Even for conditions like fibromyalgia and osteoarthritis, where chronic pain is a primary symptom, dry needling can offer symptomatic relief. Targeting and releasing the associated trigger points aids in alleviating pain and improving the overall quality of life for these patients.
The application of dry needling extends even into the field of sports medicine. Used as an adjunctive treatment for sports-related injuries, such as sprains and strains, it aids in expediting recovery, improving muscle function, and optimizing athletic performance. In essence, the range of conditions that can be addressed by dry needling therapy is vast and continually expanding with ongoing research.
Following a dry needling session, it is common to feel immediate relief from pain and tension, but individual responses can vary. Some may feel tired or slightly dazed after treatment, while others may experience a temporary increase in symptoms, delayed onset muscle soreness, or a feeling similar to a post-exercise ache. These effects are generally temporary and usually dissipate within 24-48 hours.

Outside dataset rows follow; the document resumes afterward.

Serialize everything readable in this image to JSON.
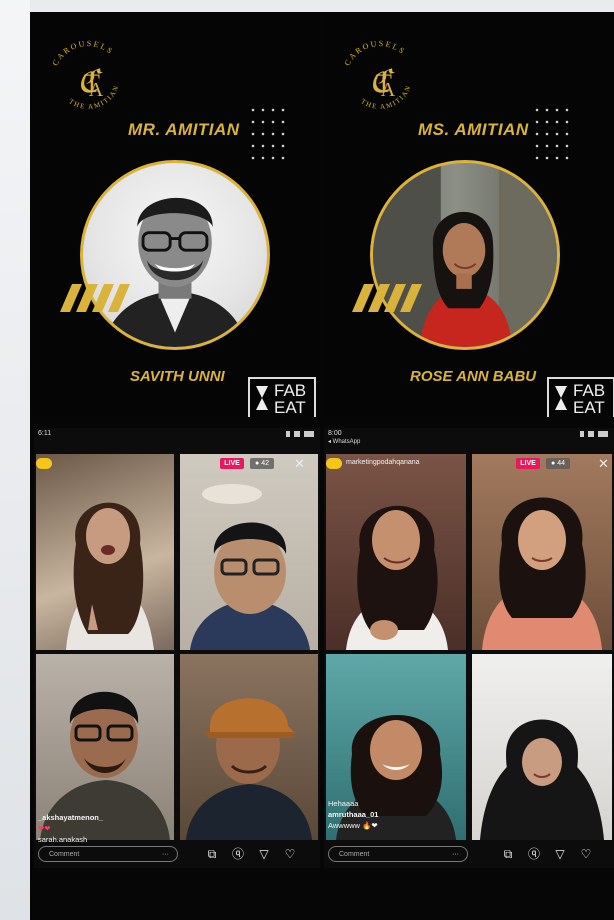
{
  "posters": [
    {
      "logo_text": "CAROUSELS THE AMITIAN",
      "logo_monogram": "CTA",
      "title": "MR. AMITIAN",
      "name": "SAVITH UNNI",
      "brand": [
        "FAB",
        "EAT"
      ]
    },
    {
      "logo_text": "CAROUSELS THE AMITIAN",
      "logo_monogram": "CTA",
      "title": "MS. AMITIAN",
      "name": "ROSE ANN BABU",
      "brand": [
        "FAB",
        "EAT"
      ]
    }
  ],
  "phones": [
    {
      "status_time": "6:11",
      "handle": "",
      "live_label": "LIVE",
      "viewers": "● 42",
      "comments": [
        {
          "user": "_akshayatmenon_",
          "text": "❤❤"
        },
        {
          "user": "",
          "text": "sarah.anakash"
        }
      ],
      "comment_placeholder": "Comment",
      "more": "···"
    },
    {
      "status_time": "8:00",
      "status_sub": "◂ WhatsApp",
      "handle": "marketingpodahqanana",
      "live_label": "LIVE",
      "viewers": "● 44",
      "comments": [
        {
          "user": "",
          "text": "Hehaaaa"
        },
        {
          "user": "amruthaaa_01",
          "text": "Awwwww 🔥❤"
        }
      ],
      "comment_placeholder": "Comment",
      "more": "···"
    }
  ],
  "icons": [
    "camera-flip-icon",
    "question-icon",
    "send-icon",
    "heart-icon"
  ]
}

It’s essential to take it easy after treatment, avoiding strenuous physical activity and ensuring you stay well-hydrated. Practicing gentle movement and heat application can also assist with any residual discomfort. If you experience an adverse reaction to treatment, it’s crucial to inform your physiotherapist promptly for appropriate management and care.
Dry needling is generally safe when performed by a competent, trained healthcare professional. However, as with any therapeutic procedure, it is not devoid of risks or potential side effects. These can range from minor skin bruising, bleeding, temporary soreness, and fatigue to rare, more severe complications.
A key aspect of dry needling safety revolves around the ‘twitch response.’ This spinal cord reflex is triggered when the needle gets inserted into the myofascial trigger point. While this twitch response is a normal part of the process and can contribute to therapeutic relief, it may also be accompanied by a brief painful sensation or a muscle cramp, which is typically short-lived.
It’s essential to remember that while dry needling can offer significant benefits, it does not replace conventional treatment methods. It should be viewed as a complementary approach within a broader treatment plan. Always consult your healthcare provider to discuss whether dry needling therapy suits your condition.
At Eastwood Physiotherapy Clinic, our professionals are well-trained in administering dry needling therapy. They have a deep understanding of the intricate human anatomy, the necessary precautions, and the proper techniques to make sure that your treatment is safe, efficient, and effective. We recognize that each individual is unique, and we create our treatments to meet the needs and health goals of each patient.
Dry needling therapy is a valuable asset in the physiotherapeutic arsenal, offering a powerful tool to manage and treat various musculoskeletal and neuromuscular conditions. Its ability to alleviate pain, improve mobility, and enhance quality of life makes it a sought-after therapy. At Eastwood Physiotherapy Clinic, we’re dedicated to integrating such effective and innovative treatments into our care, with the ultimate goal of facilitating your journey to optimal health. Experience harmony and embrace health at Eastwood Physiotherapy. Contact us to heal from within.